Traipse downstairs through a maze of red-painted wrought iron to arrive in the semi-dark den of Café Riazor (245 West 16th Street, just east of Eighth Avenue). A bar to the left is separated from a parallel row of tables by a windowed wall in white stucco; indeed, nearly every surface, even the ceiling, is white stucco. In total the tables seat maybe 30, and the walls are decorated with wooden reliefs of knights and flamenco dancers, plates limned with Spanish landscapes, and a bullfighting poster from the days when bullfighting seemed like a romantic endeavor.
Café Riazor is a tapas bar of the kind that the Village and Chelsea were full of in the last century. Only a half dozen Spanish places remain in what was once known as Little Spain, still anchored by Our Lady of Guadeloupe church on 14th Street. Riazor was the sibling of a far more famous tapas bar, Rio Mar, in the Meatpacking District, which closed in 2004, but not before partly inspiring a tapas craze and small dish revolution, changing the restaurant industry here forever.
The vibe: This is a place to go if you want peace and quiet and comfortable furniture. A friend and I arrived on a rainy Thursday evening at 8:30 p.m. to find the bar empty, but seven or so tables filled with people that looked to be neighborhood regulars who can drift in without a reservation and eat plainly and cheaply. The nostalgic ambiance adds to the appeal. This is the kind of restaurant where the five-top next to us held indie rockers from the ’90s, who went misty-eyed as they reminisced about “She Drives Me Crazy,” by Fine Young Cannibals.

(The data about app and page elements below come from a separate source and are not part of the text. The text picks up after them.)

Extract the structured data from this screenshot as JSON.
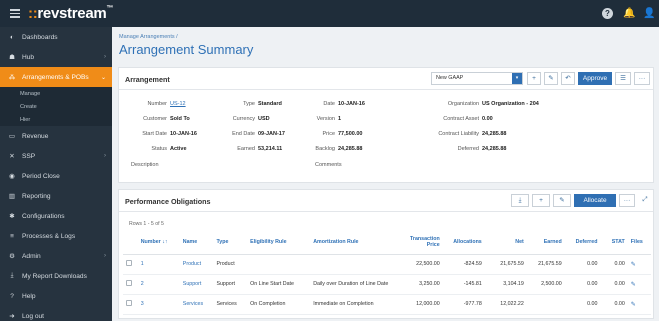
{
  "app": {
    "logo_prefix": "::",
    "logo_text": "revstream",
    "logo_tm": "™"
  },
  "topbar": {
    "help_glyph": "?",
    "bell_glyph": "🔔",
    "user_glyph": "👤"
  },
  "sidebar": {
    "items": [
      {
        "label": "Dashboards",
        "icon": "dashboard-icon",
        "glyph": "◐",
        "chevron": ""
      },
      {
        "label": "Hub",
        "icon": "hub-icon",
        "glyph": "☗",
        "chevron": "›"
      },
      {
        "label": "Arrangements & POBs",
        "icon": "arrangements-icon",
        "glyph": "⁂",
        "chevron": "⌄",
        "active": true
      },
      {
        "label": "Revenue",
        "icon": "revenue-icon",
        "glyph": "▭",
        "chevron": ""
      },
      {
        "label": "SSP",
        "icon": "ssp-icon",
        "glyph": "✕",
        "chevron": "›"
      },
      {
        "label": "Period Close",
        "icon": "period-close-icon",
        "glyph": "◉",
        "chevron": ""
      },
      {
        "label": "Reporting",
        "icon": "reporting-icon",
        "glyph": "▥",
        "chevron": ""
      },
      {
        "label": "Configurations",
        "icon": "configurations-icon",
        "glyph": "✱",
        "chevron": ""
      },
      {
        "label": "Processes & Logs",
        "icon": "processes-icon",
        "glyph": "≡",
        "chevron": ""
      },
      {
        "label": "Admin",
        "icon": "admin-icon",
        "glyph": "⚙",
        "chevron": "›"
      },
      {
        "label": "My Report Downloads",
        "icon": "downloads-icon",
        "glyph": "⤓",
        "chevron": ""
      },
      {
        "label": "Help",
        "icon": "help-icon",
        "glyph": "?",
        "chevron": ""
      },
      {
        "label": "Log out",
        "icon": "logout-icon",
        "glyph": "➜",
        "chevron": ""
      }
    ],
    "sub_items": [
      "Manage",
      "Create",
      "Hier"
    ]
  },
  "main": {
    "breadcrumb": "Manage Arrangements  /",
    "title": "Arrangement Summary"
  },
  "arrangement": {
    "title": "Arrangement",
    "view_select": "New GAAP",
    "buttons": {
      "add": "+",
      "edit": "✎",
      "undo": "↶",
      "approve": "Approve",
      "list": "☰",
      "more": "···"
    },
    "fields": {
      "number_label": "Number",
      "number": "US-12",
      "type_label": "Type",
      "type": "Standard",
      "date_label": "Date",
      "date": "10-JAN-16",
      "org_label": "Organization",
      "org": "US Organization - 204",
      "customer_label": "Customer",
      "customer": "Sold To",
      "currency_label": "Currency",
      "currency": "USD",
      "version_label": "Version",
      "version": "1",
      "contract_asset_label": "Contract Asset",
      "contract_asset": "0.00",
      "start_label": "Start Date",
      "start": "10-JAN-16",
      "end_label": "End Date",
      "end": "09-JAN-17",
      "price_label": "Price",
      "price": "77,500.00",
      "liability_label": "Contract Liability",
      "liability": "24,285.88",
      "status_label": "Status",
      "status": "Active",
      "earned_label": "Earned",
      "earned": "53,214.11",
      "backlog_label": "Backlog",
      "backlog": "24,285.88",
      "deferred_label": "Deferred",
      "deferred": "24,285.88",
      "description_label": "Description",
      "comments_label": "Comments"
    }
  },
  "pobs": {
    "title": "Performance Obligations",
    "count": "Rows 1 - 5 of 5",
    "buttons": {
      "download": "⤓",
      "add": "+",
      "edit": "✎",
      "allocate": "Allocate",
      "more": "···",
      "expand": "⤢"
    },
    "columns": [
      "",
      "Number ↓↑",
      "Name",
      "Type",
      "Eligibility Rule",
      "Amortization Rule",
      "Transaction Price",
      "Allocations",
      "Net",
      "Earned",
      "Deferred",
      "STAT",
      "Files"
    ],
    "rows": [
      {
        "number": "1",
        "name": "Product",
        "type": "Product",
        "elig": "",
        "amort": "",
        "price": "22,500.00",
        "alloc": "-824.59",
        "net": "21,675.59",
        "earned": "21,675.59",
        "deferred": "0.00",
        "stat": "0.00",
        "file": "✎"
      },
      {
        "number": "2",
        "name": "Support",
        "type": "Support",
        "elig": "On Line Start Date",
        "amort": "Daily over Duration of Line Date",
        "price": "3,250.00",
        "alloc": "-145.81",
        "net": "3,104.19",
        "earned": "2,500.00",
        "deferred": "0.00",
        "stat": "0.00",
        "file": "✎"
      },
      {
        "number": "3",
        "name": "Services",
        "type": "Services",
        "elig": "On Completion",
        "amort": "Immediate on Completion",
        "price": "12,000.00",
        "alloc": "-977.78",
        "net": "12,022.22",
        "earned": "",
        "deferred": "0.00",
        "stat": "0.00",
        "file": "✎"
      }
    ]
  }
}
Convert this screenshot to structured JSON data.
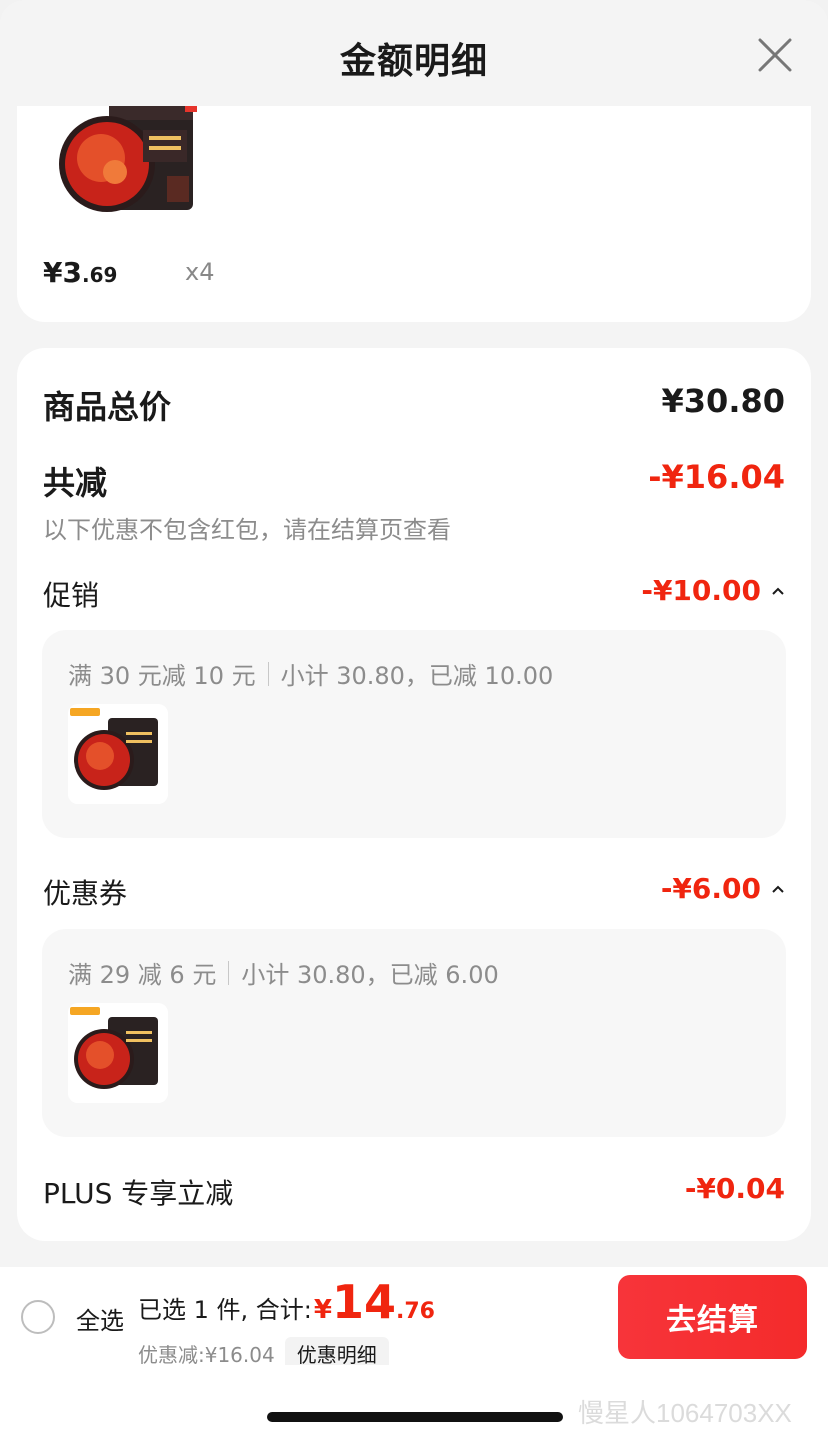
{
  "header": {
    "title": "金额明细"
  },
  "product": {
    "price_int": "¥3",
    "price_dec": ".69",
    "quantity": "x4"
  },
  "summary": {
    "total_label": "商品总价",
    "total_value": "¥30.80",
    "reduce_label": "共减",
    "reduce_value": "-¥16.04",
    "reduce_note": "以下优惠不包含红包，请在结算页查看"
  },
  "promotion": {
    "label": "促销",
    "value": "-¥10.00",
    "rule": "满 30 元减 10 元",
    "subtotal": "小计 30.80，已减 10.00"
  },
  "coupon": {
    "label": "优惠券",
    "value": "-¥6.00",
    "rule": "满 29 减 6 元",
    "subtotal": "小计 30.80，已减 6.00"
  },
  "plus": {
    "label": "PLUS 专享立减",
    "value": "-¥0.04"
  },
  "bottom_bar": {
    "select_all": "全选",
    "selected_text": "已选 1 件, 合计:",
    "total_yen": "¥",
    "total_int": "14",
    "total_dec": ".76",
    "saving_text": "优惠减:¥16.04",
    "detail_tag": "优惠明细",
    "checkout": "去结算"
  },
  "watermark": "慢星人1064703XX",
  "colors": {
    "accent_red": "#f0250f",
    "checkout_bg": "#f42b2b"
  }
}
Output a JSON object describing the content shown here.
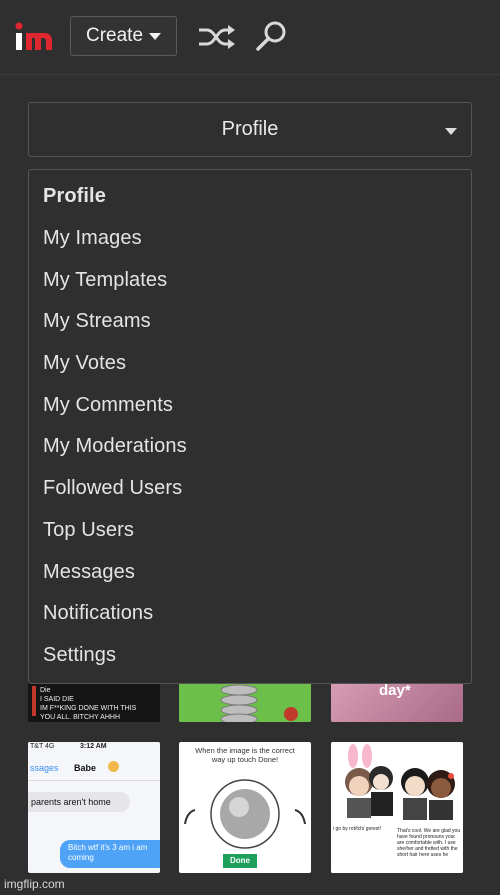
{
  "header": {
    "create_label": "Create"
  },
  "profile_select": {
    "selected": "Profile"
  },
  "menu": {
    "items": [
      {
        "label": "Profile",
        "selected": true
      },
      {
        "label": "My Images"
      },
      {
        "label": "My Templates"
      },
      {
        "label": "My Streams"
      },
      {
        "label": "My Votes"
      },
      {
        "label": "My Comments"
      },
      {
        "label": "My Moderations"
      },
      {
        "label": "Followed Users"
      },
      {
        "label": "Top Users"
      },
      {
        "label": "Messages"
      },
      {
        "label": "Notifications"
      },
      {
        "label": "Settings"
      }
    ]
  },
  "thumbnails": {
    "t1_lines": [
      "Die",
      "I SAID DIE",
      "IM F**KING DONE WITH THIS",
      "YOU ALL. BITCHY AHHH"
    ],
    "t3_text": "day*",
    "t4": {
      "status_carrier": "T&T  4G",
      "status_time": "3:12 AM",
      "back_label": "ssages",
      "contact": "Babe",
      "msg_received": "parents aren't home",
      "msg_sent": "Bitch wtf it's 3 am i am coming"
    },
    "t5": {
      "caption": "When the image is the correct way up touch Done!",
      "done_label": "Done"
    },
    "t6": {
      "left_text": "i go by rot/tch/ gorest!",
      "right_text": "That's cool. We are glad you have found pronouns your are comfortable with. I use she/her and fretted with the short hair here uses he"
    }
  },
  "watermark": "imgflip.com",
  "colors": {
    "background": "#2f2f2f",
    "border": "#555555",
    "logo_red": "#e0262e",
    "done_green": "#1fa05a",
    "sent_bubble": "#4fa3f7"
  }
}
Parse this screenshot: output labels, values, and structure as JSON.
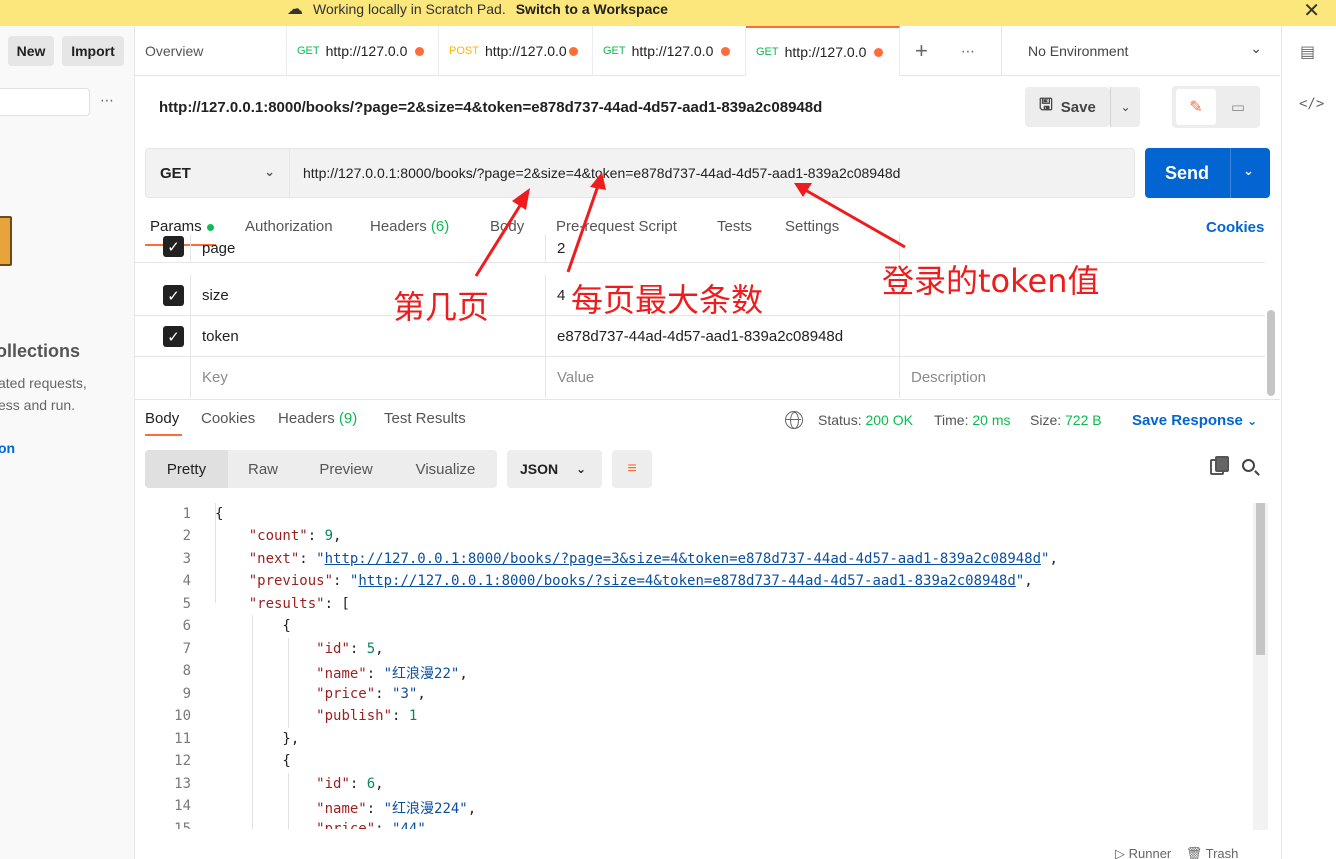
{
  "banner": {
    "message": "Working locally in Scratch Pad.",
    "link": "Switch to a Workspace"
  },
  "sidebar": {
    "new_label": "New",
    "import_label": "Import",
    "more": "⋯",
    "empty_heading": "ollections",
    "empty_text_1": "ated requests,",
    "empty_text_2": "ess and run.",
    "empty_link": "on"
  },
  "tabs": {
    "overview": "Overview",
    "items": [
      {
        "method": "GET",
        "label": "http://127.0.0"
      },
      {
        "method": "POST",
        "label": "http://127.0.0"
      },
      {
        "method": "GET",
        "label": "http://127.0.0"
      },
      {
        "method": "GET",
        "label": "http://127.0.0"
      }
    ],
    "plus": "+",
    "more": "⋯",
    "environment": "No Environment"
  },
  "request": {
    "title": "http://127.0.0.1:8000/books/?page=2&size=4&token=e878d737-44ad-4d57-aad1-839a2c08948d",
    "save_label": "Save",
    "method": "GET",
    "url": "http://127.0.0.1:8000/books/?page=2&size=4&token=e878d737-44ad-4d57-aad1-839a2c08948d",
    "send_label": "Send"
  },
  "request_tabs": {
    "params": "Params",
    "authorization": "Authorization",
    "headers": "Headers",
    "headers_count": "(6)",
    "body": "Body",
    "prerequest": "Pre-request Script",
    "tests": "Tests",
    "settings": "Settings",
    "cookies": "Cookies"
  },
  "params": {
    "rows": [
      {
        "key": "page",
        "value": "2"
      },
      {
        "key": "size",
        "value": "4"
      },
      {
        "key": "token",
        "value": "e878d737-44ad-4d57-aad1-839a2c08948d"
      }
    ],
    "key_placeholder": "Key",
    "value_placeholder": "Value",
    "description_placeholder": "Description"
  },
  "response": {
    "tabs": {
      "body": "Body",
      "cookies": "Cookies",
      "headers": "Headers",
      "headers_count": "(9)",
      "test_results": "Test Results"
    },
    "status_label": "Status:",
    "status_value": "200 OK",
    "time_label": "Time:",
    "time_value": "20 ms",
    "size_label": "Size:",
    "size_value": "722 B",
    "save_response": "Save Response",
    "formats": [
      "Pretty",
      "Raw",
      "Preview",
      "Visualize"
    ],
    "language": "JSON"
  },
  "code": {
    "line_numbers": [
      "1",
      "2",
      "3",
      "4",
      "5",
      "6",
      "7",
      "8",
      "9",
      "10",
      "11",
      "12",
      "13",
      "14",
      "15"
    ],
    "count_key": "\"count\"",
    "count_val": "9",
    "next_key": "\"next\"",
    "next_val": "http://127.0.0.1:8000/books/?page=3&size=4&token=e878d737-44ad-4d57-aad1-839a2c08948d",
    "prev_key": "\"previous\"",
    "prev_val": "http://127.0.0.1:8000/books/?size=4&token=e878d737-44ad-4d57-aad1-839a2c08948d",
    "results_key": "\"results\"",
    "id_key": "\"id\"",
    "name_key": "\"name\"",
    "price_key": "\"price\"",
    "publish_key": "\"publish\"",
    "item1": {
      "id": "5",
      "name": "\"红浪漫22\"",
      "price": "\"3\"",
      "publish": "1"
    },
    "item2": {
      "id": "6",
      "name": "\"红浪漫224\"",
      "price": "\"44\""
    }
  },
  "annotations": {
    "page_note": "第几页",
    "size_note": "每页最大条数",
    "token_note": "登录的token值"
  },
  "footer": {
    "runner": "Runner",
    "trash": "Trash"
  },
  "colors": {
    "accent": "#ff6c37",
    "primary": "#0265d2",
    "get": "#0cbb52",
    "post": "#ffb400",
    "annotation": "#ee1c1c"
  }
}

What to drink: Bottles of decent Spanish or Chilean wine average about $50, as befits a bar where you are encouraged to linger over a bottle; carafes of the sturdy house red are $32 for 500 ml. The move, as far as I’m concerned, is the white sangria, which may be had for $13 for a tall glass decorated with oranges and apples, or $28 for a pitcher. The beer to get is Estrella de Galicia, from Galicia.
What to eat: A tapas menu maps over 25 choices, which includes all the usual, like patatas bravas, grilled fresh sardines, octopus in olive oil and paprika, and chicken, ham, spinach, or potato croquettes. Three tapas make a meal, but then you could also get a main course – which we did — and split it. Caldo Gallego ($7.75) is a lovely soup of collard greens, potatoes, and white beans in a rich broth bobbing with chorizo, while callos a la Gallega, tripe stew, is served with chick peas. Ternera a la Gallega ($24.75) includes veal cutlets in a lemon-caper sauce, served with french fries or yellow rice.
Take note: The food at Café Riazor is copious, wholesome, and competently prepared, but it isn’t flashy and strongly flavored, the way food in modern restaurants often is. It’s also not plated in a picturesque or ostentatious manner, aspects of restaurant food we’ve come to expect. In fact, it tastes like all the recipes have just arrived from 1974, when the restaurant was founded, and no one tried to alter them for Instagram or TikTok.